## [TASK DETAILS]
The expected output is every entry, repeated word for word.
___ DATA EXCERPTS
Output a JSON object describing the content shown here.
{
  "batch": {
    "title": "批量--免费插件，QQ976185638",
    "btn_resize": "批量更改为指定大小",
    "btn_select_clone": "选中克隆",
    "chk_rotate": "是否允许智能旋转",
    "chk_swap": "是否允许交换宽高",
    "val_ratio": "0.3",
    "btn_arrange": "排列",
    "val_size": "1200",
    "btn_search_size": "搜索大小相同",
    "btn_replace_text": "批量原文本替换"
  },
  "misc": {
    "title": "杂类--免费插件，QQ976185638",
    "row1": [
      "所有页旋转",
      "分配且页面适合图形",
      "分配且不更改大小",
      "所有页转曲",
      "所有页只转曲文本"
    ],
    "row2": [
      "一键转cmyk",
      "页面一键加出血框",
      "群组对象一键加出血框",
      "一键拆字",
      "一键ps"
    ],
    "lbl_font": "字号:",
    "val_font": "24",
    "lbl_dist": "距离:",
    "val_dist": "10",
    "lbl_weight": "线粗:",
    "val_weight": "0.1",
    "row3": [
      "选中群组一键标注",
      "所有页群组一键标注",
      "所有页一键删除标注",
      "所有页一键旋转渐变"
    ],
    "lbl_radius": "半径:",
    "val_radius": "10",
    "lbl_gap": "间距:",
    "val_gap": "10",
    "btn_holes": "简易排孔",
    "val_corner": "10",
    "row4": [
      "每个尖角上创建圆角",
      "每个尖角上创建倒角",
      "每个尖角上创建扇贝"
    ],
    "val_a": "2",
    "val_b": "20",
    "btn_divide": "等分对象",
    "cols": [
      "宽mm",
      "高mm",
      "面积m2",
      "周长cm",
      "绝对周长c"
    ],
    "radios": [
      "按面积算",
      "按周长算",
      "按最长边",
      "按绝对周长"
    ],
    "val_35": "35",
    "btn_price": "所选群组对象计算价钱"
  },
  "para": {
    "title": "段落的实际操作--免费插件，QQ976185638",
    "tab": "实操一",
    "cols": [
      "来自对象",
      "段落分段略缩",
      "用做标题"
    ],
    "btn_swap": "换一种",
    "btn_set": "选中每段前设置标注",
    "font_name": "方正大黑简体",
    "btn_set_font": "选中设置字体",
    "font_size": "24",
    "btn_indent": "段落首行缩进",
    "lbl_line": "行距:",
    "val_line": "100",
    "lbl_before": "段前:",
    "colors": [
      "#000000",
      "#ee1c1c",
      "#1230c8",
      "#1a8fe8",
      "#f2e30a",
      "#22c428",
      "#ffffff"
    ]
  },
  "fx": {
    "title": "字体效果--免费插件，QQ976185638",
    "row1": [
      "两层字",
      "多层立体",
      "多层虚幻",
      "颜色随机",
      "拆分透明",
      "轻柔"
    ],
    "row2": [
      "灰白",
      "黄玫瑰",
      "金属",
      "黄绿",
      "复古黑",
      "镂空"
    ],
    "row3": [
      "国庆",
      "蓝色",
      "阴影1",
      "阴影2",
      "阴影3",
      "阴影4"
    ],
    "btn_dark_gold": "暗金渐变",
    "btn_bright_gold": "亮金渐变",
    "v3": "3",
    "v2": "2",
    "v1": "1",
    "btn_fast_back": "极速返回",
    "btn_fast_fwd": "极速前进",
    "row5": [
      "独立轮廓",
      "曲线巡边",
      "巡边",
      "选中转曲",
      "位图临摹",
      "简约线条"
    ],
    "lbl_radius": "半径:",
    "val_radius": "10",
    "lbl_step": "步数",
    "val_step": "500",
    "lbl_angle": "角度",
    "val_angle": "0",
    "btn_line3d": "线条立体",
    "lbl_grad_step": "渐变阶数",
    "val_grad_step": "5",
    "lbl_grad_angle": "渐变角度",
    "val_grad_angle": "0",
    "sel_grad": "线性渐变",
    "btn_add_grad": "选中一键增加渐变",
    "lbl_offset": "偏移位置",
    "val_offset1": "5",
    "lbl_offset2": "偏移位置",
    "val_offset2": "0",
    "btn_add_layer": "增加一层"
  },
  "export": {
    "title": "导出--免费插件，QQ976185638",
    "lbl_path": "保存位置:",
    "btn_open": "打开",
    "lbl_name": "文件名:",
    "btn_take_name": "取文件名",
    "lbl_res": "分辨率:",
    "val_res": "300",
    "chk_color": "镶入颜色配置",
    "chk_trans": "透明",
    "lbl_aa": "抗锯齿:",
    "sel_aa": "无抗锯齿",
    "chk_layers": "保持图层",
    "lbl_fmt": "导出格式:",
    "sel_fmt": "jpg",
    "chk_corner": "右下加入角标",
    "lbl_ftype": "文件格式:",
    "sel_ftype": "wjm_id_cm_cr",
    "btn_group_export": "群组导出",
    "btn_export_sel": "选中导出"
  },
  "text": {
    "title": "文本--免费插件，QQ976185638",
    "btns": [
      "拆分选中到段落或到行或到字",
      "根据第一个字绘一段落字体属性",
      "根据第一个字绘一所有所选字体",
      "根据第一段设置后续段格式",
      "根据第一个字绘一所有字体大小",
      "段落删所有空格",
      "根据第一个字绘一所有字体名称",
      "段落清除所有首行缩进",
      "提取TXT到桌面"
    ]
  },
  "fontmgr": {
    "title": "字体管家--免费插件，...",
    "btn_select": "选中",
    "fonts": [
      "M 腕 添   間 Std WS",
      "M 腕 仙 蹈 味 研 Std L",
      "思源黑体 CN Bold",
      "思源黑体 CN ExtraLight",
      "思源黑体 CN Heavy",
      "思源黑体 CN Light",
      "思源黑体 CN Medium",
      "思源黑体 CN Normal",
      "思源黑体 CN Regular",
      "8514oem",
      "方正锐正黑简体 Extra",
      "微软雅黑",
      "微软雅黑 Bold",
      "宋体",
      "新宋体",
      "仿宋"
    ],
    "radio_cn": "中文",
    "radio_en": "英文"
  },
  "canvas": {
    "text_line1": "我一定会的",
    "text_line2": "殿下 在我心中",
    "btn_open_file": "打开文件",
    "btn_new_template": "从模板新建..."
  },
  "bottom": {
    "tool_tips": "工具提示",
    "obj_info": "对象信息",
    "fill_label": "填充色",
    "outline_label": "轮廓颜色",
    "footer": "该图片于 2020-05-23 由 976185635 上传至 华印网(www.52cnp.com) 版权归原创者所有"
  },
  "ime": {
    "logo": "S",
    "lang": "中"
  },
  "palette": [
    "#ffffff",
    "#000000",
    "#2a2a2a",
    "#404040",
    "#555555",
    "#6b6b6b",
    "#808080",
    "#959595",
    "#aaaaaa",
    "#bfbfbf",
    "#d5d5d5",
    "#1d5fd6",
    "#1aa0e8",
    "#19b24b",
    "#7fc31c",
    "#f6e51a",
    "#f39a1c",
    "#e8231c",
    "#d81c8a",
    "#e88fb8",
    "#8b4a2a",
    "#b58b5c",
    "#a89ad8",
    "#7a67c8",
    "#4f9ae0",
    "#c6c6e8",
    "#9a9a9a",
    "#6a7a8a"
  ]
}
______
## [EXPECTED ANSWER]
Output a JSON object describing the content shown here.
{
  "batch": {
    "title": "批量--免费插件，QQ976185638",
    "btn_resize": "批量更改为指定大小",
    "btn_select_clone": "选中克隆",
    "chk_rotate": "是否允许智能旋转",
    "chk_swap": "是否允许交换宽高",
    "val_ratio": "0.3",
    "btn_arrange": "排列",
    "val_size": "1200",
    "btn_search_size": "搜索大小相同",
    "btn_replace_text": "批量原文本替换"
  },
  "misc": {
    "title": "杂类--免费插件，QQ976185638",
    "row1": [
      "所有页旋转",
      "分配且页面适合图形",
      "分配且不更改大小",
      "所有页转曲",
      "所有页只转曲文本"
    ],
    "row2": [
      "一键转cmyk",
      "页面一键加出血框",
      "群组对象一键加出血框",
      "一键拆字",
      "一键ps"
    ],
    "lbl_font": "字号:",
    "val_font": "24",
    "lbl_dist": "距离:",
    "val_dist": "10",
    "lbl_weight": "线粗:",
    "val_weight": "0.1",
    "row3": [
      "选中群组一键标注",
      "所有页群组一键标注",
      "所有页一键删除标注",
      "所有页一键旋转渐变"
    ],
    "lbl_radius": "半径:",
    "val_radius": "10",
    "lbl_gap": "间距:",
    "val_gap": "10",
    "btn_holes": "简易排孔",
    "val_corner": "10",
    "row4": [
      "每个尖角上创建圆角",
      "每个尖角上创建倒角",
      "每个尖角上创建扇贝"
    ],
    "val_a": "2",
    "val_b": "20",
    "btn_divide": "等分对象",
    "cols": [
      "宽mm",
      "高mm",
      "面积m2",
      "周长cm",
      "绝对周长c"
    ],
    "radios": [
      "按面积算",
      "按周长算",
      "按最长边",
      "按绝对周长"
    ],
    "val_35": "35",
    "btn_price": "所选群组对象计算价钱"
  },
  "para": {
    "title": "段落的实际操作--免费插件，QQ976185638",
    "tab": "实操一",
    "cols": [
      "来自对象",
      "段落分段略缩",
      "用做标题"
    ],
    "btn_swap": "换一种",
    "btn_set": "选中每段前设置标注",
    "font_name": "方正大黑简体",
    "btn_set_font": "选中设置字体",
    "font_size": "24",
    "btn_indent": "段落首行缩进",
    "lbl_line": "行距:",
    "val_line": "100",
    "lbl_before": "段前:",
    "colors": [
      "#000000",
      "#ee1c1c",
      "#1230c8",
      "#1a8fe8",
      "#f2e30a",
      "#22c428",
      "#ffffff"
    ]
  },
  "fx": {
    "title": "字体效果--免费插件，QQ976185638",
    "row1": [
      "两层字",
      "多层立体",
      "多层虚幻",
      "颜色随机",
      "拆分透明",
      "轻柔"
    ],
    "row2": [
      "灰白",
      "黄玫瑰",
      "金属",
      "黄绿",
      "复古黑",
      "镂空"
    ],
    "row3": [
      "国庆",
      "蓝色",
      "阴影1",
      "阴影2",
      "阴影3",
      "阴影4"
    ],
    "btn_dark_gold": "暗金渐变",
    "btn_bright_gold": "亮金渐变",
    "v3": "3",
    "v2": "2",
    "v1": "1",
    "btn_fast_back": "极速返回",
    "btn_fast_fwd": "极速前进",
    "row5": [
      "独立轮廓",
      "曲线巡边",
      "巡边",
      "选中转曲",
      "位图临摹",
      "简约线条"
    ],
    "lbl_radius": "半径:",
    "val_radius": "10",
    "lbl_step": "步数",
    "val_step": "500",
    "lbl_angle": "角度",
    "val_angle": "0",
    "btn_line3d": "线条立体",
    "lbl_grad_step": "渐变阶数",
    "val_grad_step": "5",
    "lbl_grad_angle": "渐变角度",
    "val_grad_angle": "0",
    "sel_grad": "线性渐变",
    "btn_add_grad": "选中一键增加渐变",
    "lbl_offset": "偏移位置",
    "val_offset1": "5",
    "lbl_offset2": "偏移位置",
    "val_offset2": "0",
    "btn_add_layer": "增加一层"
  },
  "export": {
    "title": "导出--免费插件，QQ976185638",
    "lbl_path": "保存位置:",
    "btn_open": "打开",
    "lbl_name": "文件名:",
    "btn_take_name": "取文件名",
    "lbl_res": "分辨率:",
    "val_res": "300",
    "chk_color": "镶入颜色配置",
    "chk_trans": "透明",
    "lbl_aa": "抗锯齿:",
    "sel_aa": "无抗锯齿",
    "chk_layers": "保持图层",
    "lbl_fmt": "导出格式:",
    "sel_fmt": "jpg",
    "chk_corner": "右下加入角标",
    "lbl_ftype": "文件格式:",
    "sel_ftype": "wjm_id_cm_cr",
    "btn_group_export": "群组导出",
    "btn_export_sel": "选中导出"
  },
  "text": {
    "title": "文本--免费插件，QQ976185638",
    "btns": [
      "拆分选中到段落或到行或到字",
      "根据第一个字绘一段落字体属性",
      "根据第一个字绘一所有所选字体",
      "根据第一段设置后续段格式",
      "根据第一个字绘一所有字体大小",
      "段落删所有空格",
      "根据第一个字绘一所有字体名称",
      "段落清除所有首行缩进",
      "提取TXT到桌面"
    ]
  },
  "fontmgr": {
    "title": "字体管家--免费插件，...",
    "btn_select": "选中",
    "fonts": [
      "M 腕 添   間 Std WS",
      "M 腕 仙 蹈 味 研 Std L",
      "思源黑体 CN Bold",
      "思源黑体 CN ExtraLight",
      "思源黑体 CN Heavy",
      "思源黑体 CN Light",
      "思源黑体 CN Medium",
      "思源黑体 CN Normal",
      "思源黑体 CN Regular",
      "8514oem",
      "方正锐正黑简体 Extra",
      "微软雅黑",
      "微软雅黑 Bold",
      "宋体",
      "新宋体",
      "仿宋"
    ],
    "radio_cn": "中文",
    "radio_en": "英文"
  },
  "canvas": {
    "text_line1": "我一定会的",
    "text_line2": "殿下 在我心中",
    "btn_open_file": "打开文件",
    "btn_new_template": "从模板新建..."
  },
  "bottom": {
    "tool_tips": "工具提示",
    "obj_info": "对象信息",
    "fill_label": "填充色",
    "outline_label": "轮廓颜色",
    "footer": "该图片于 2020-05-23 由 976185635 上传至 华印网(www.52cnp.com) 版权归原创者所有"
  },
  "ime": {
    "logo": "S",
    "lang": "中"
  },
  "palette": [
    "#ffffff",
    "#000000",
    "#2a2a2a",
    "#404040",
    "#555555",
    "#6b6b6b",
    "#808080",
    "#959595",
    "#aaaaaa",
    "#bfbfbf",
    "#d5d5d5",
    "#1d5fd6",
    "#1aa0e8",
    "#19b24b",
    "#7fc31c",
    "#f6e51a",
    "#f39a1c",
    "#e8231c",
    "#d81c8a",
    "#e88fb8",
    "#8b4a2a",
    "#b58b5c",
    "#a89ad8",
    "#7a67c8",
    "#4f9ae0",
    "#c6c6e8",
    "#9a9a9a",
    "#6a7a8a"
  ]
}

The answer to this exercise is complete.